Attractions like E.T. Adventure and Men In Black: Alien Attack have turned off the preshows to keep guests flowing. As a theme park nerd, this stung a little bit because you lose part of the story and theme but, if this is the only way for me to experience these rides again, I have no problem with that.
For unique attractions such as Despicable Me Minion Mayhem, the waiting area had to be reconfigured to accommodate guests and have them ready to sit in the pods in the attraction. Tape boxes were created to keep guests a safe distance from others but also ready for the load from preshow to preshow to ride.
Loading of the vehicles was also a new experience. As guests approached the area, a Team Member was there to provide each guest a pump of hand sanitizer as well as group them together in the traveling party or properly spaced out for larger vehicles. On attractions like The Simpsons that hold eight per vehicle and have a small holding room, they would load only parties traveling together but, for larger capacity attractions such as Hagrid’s Magical Creatures Motorbike Adventure or The Mummy’s Revenge, guests would be spaced by rows.
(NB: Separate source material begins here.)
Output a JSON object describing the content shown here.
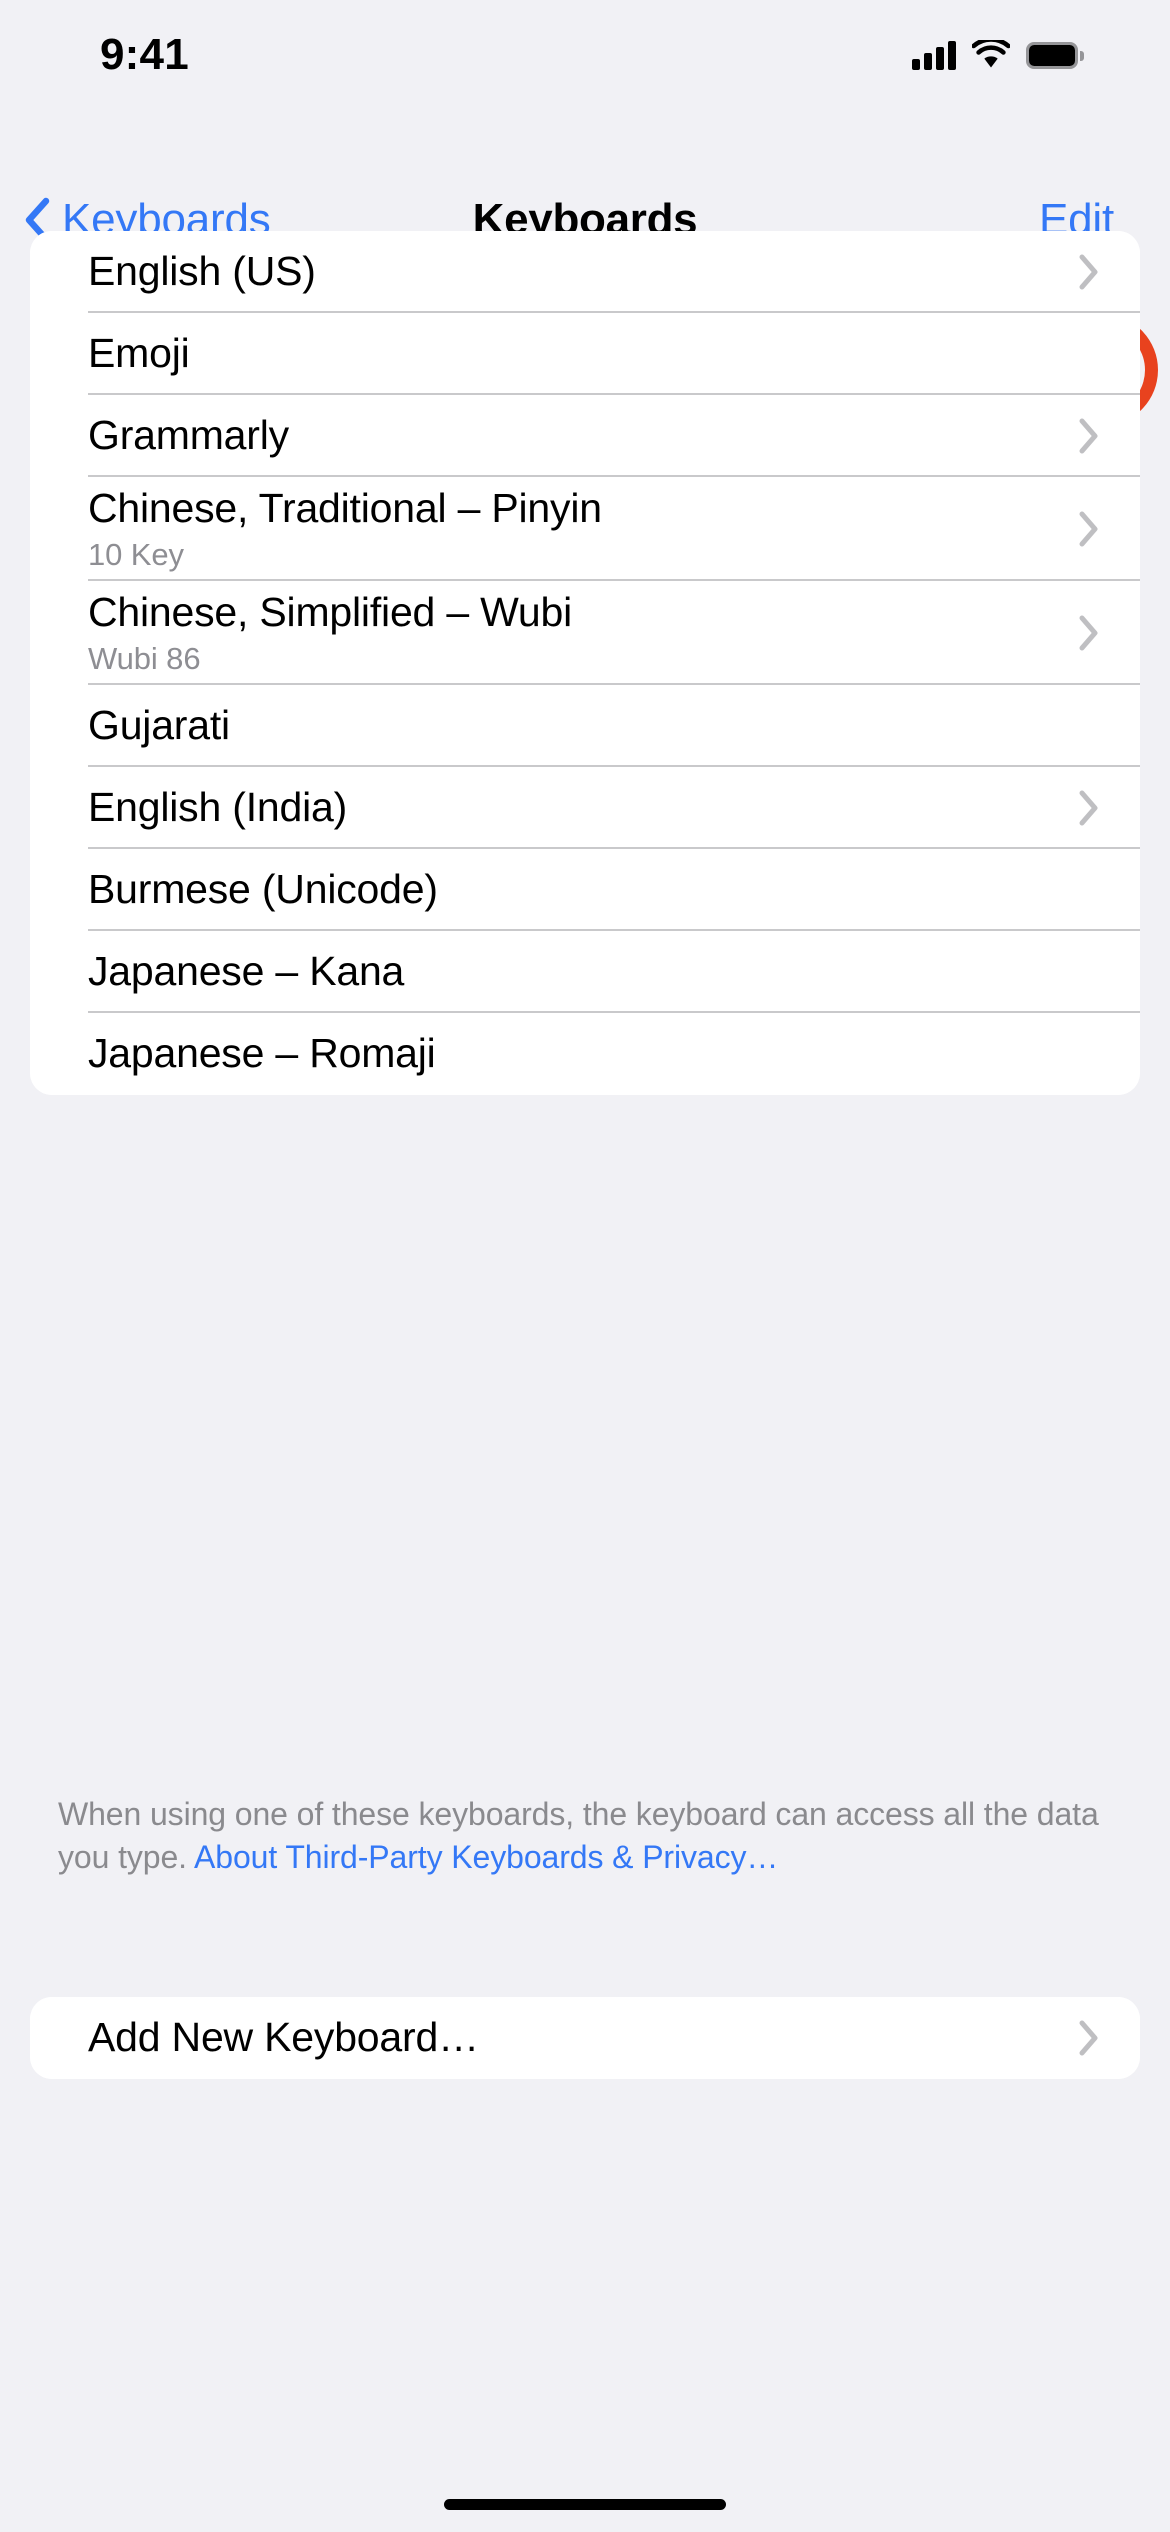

Again the Universal App is a must-have before heading to the parks in these unprecedented times as some attractions in both parks have changed over to the Virtual Line option only. Guests have the ability to book select attractions on the Universal Orlando Resort App once the park opens, giving the option of guests in party as well as return time. Once booked, guests just check-in at the attraction entrance and join the queue. This is not an alternate queue, just the main one — but instead of guests joining the line at an endless rate, only guests who have Virtual Line Reservations are able to join which keeps the queue manageable.
This option worked perfectly each time I did it. While I can see it turning into a bit of a problem as seen at another studio park, having the option to choose your return time helps give guests more options.
Universal Orlando Resort has set the standard for how theme parks should handle reopening. With amazing Team Members always cleaning and maintaining the guests safety first to having a well laid plan in place and anticipating the worst by having extra staff ready, I came out feeling like it was just another day enjoying the parks.
To address one of the main questions I received, yes, all the Team Members and guests were wearing face coverings. Universal even went a step above and beyond by creating U Rest spots in both the parks as well as CityWalk. These open areas give guests a spot to social distance from others and remove temporarily their face coverings. Each area was watched over by Team Members and only a limited number of guests would be let in to afford plenty of space to feel comfortable.
So while this may not be enough to bring all guests back immediately, hopefully those who do want to visit as soon as possible will feel comfortable doing so.
Our main correspondent for Walt Disney World and the Orlando area and a heck of a paleontologist if he does say so himself.